This fourth book in the Peachtree Bluff series is full of family dynamics. I enjoyed that each chapter is told from a different female character’s view … from Ansley, the family matriarch; to Caroline, Sloane, and Emerson, the three daughters; to Vivi, the granddaughter. With emotions flying all over the place with each character’s personal drama, you factor in in a hurricane and everything I topsy turvy. I have loved the town and people of Peachtree Bluff since book one. I want to move there and become part of this group of amazing people and develop deep friendships with the people who call it home.

Thank you to NetGalley and Gallery Books for my advanced review copy. All opinions and thoughts are my own.

Miss Julia Happily Ever After ~ Miss Julia #23 (by Ann B. Ross)

I love getting caught up in the antics of Miss Julia. And this book is full of fun laughable moments. Wedding bells are chiming … or hoping to chime … throughout Abbotsville. Miss Julia gets involved in all of the plans being made and is not happy with some of the unions. How can she keep from meddling when she has everyone’s best interest at heart. Then you factor in a gentleman who has all of the town atwitter with his streaking and exposing himself to all the ladies. The reactions of these gentrified women will have you laughing out loud. Once more Miss Julia entertains us and has you waiting for another grand adventure.

Thank you to NetGalley and Viking for my advanced review copy. All opinions and thoughts are my own.

Murder at the Christmas Cookie Bake-off ~ Beacon Bakeshop #2 (by Darci Hannah) … lots of twists and turns

Even though I have not read the first book in the series, I enjoyed the second one. I will definitely go back and catch up with Lindsey Bakeswell and the other residents of Beacon Harbor. I liked the setting of a bakery in a lighthouse and the ghost of the former lighthouse keeper. The characters are well developed and I enjoyed getting to know them. There were lots of twists and turns and clues sprinkled throughout. These made for a fun and interesting read. Make sure you aren’t too hungry when you start reading this book or you’ll be digging in the pantry for some cookies!

Thank you to NetGalley and Kensington Publishing Corporation for my advanced review copy. All opinions and thoughts are my own.

Hope, Faith, and a Corpse ~ Faith Chapel #1 (by Laura Jensen Walker) … entertaining read

This is a delightful new cozy mystery that grabs your attention from the first page. I enjoyed getting to know all of the characters in Apple Springs. From Hope, the new (and first female) pastor at Faith Chapel Episcopal Church to her sister-in-law, members of Hope’s congregation to a much-despised Stanley King to Bethann, a former lead singer in a 60s girl band, you will be entertained. There are twists and turns as you follow Hope as she struggles to prove her innocence and discover the person who killed Stanley.
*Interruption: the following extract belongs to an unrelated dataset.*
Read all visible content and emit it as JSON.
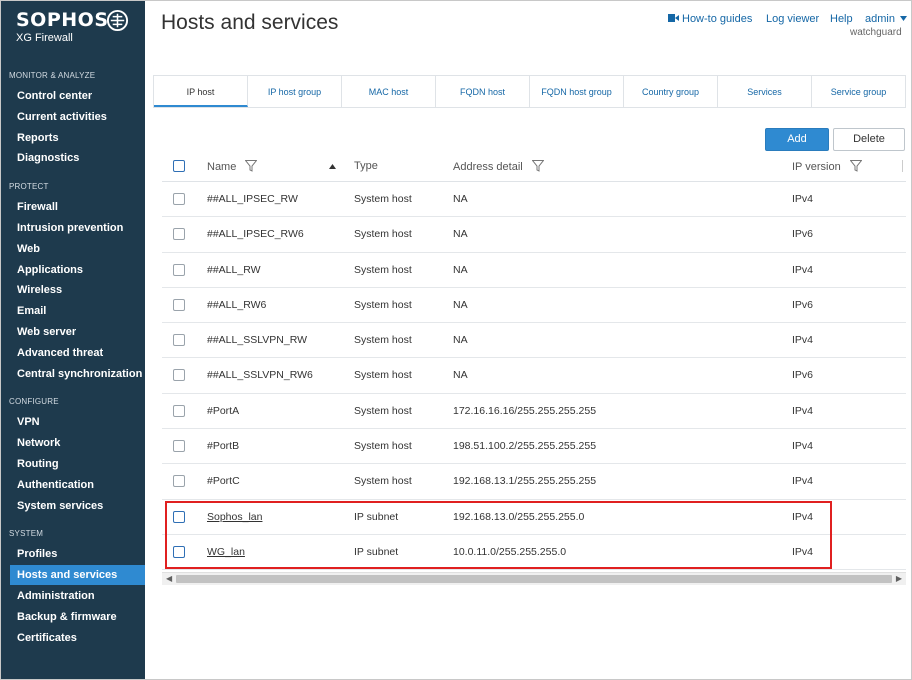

This is a good start to a new series and I hope I will have an opportunity to go on more adventures with Hope and the delightful people of Apple Springs.

Thank you to NetGalley and Crooked Lane Books for my advanced review copy. All opinions and thoughts are my own.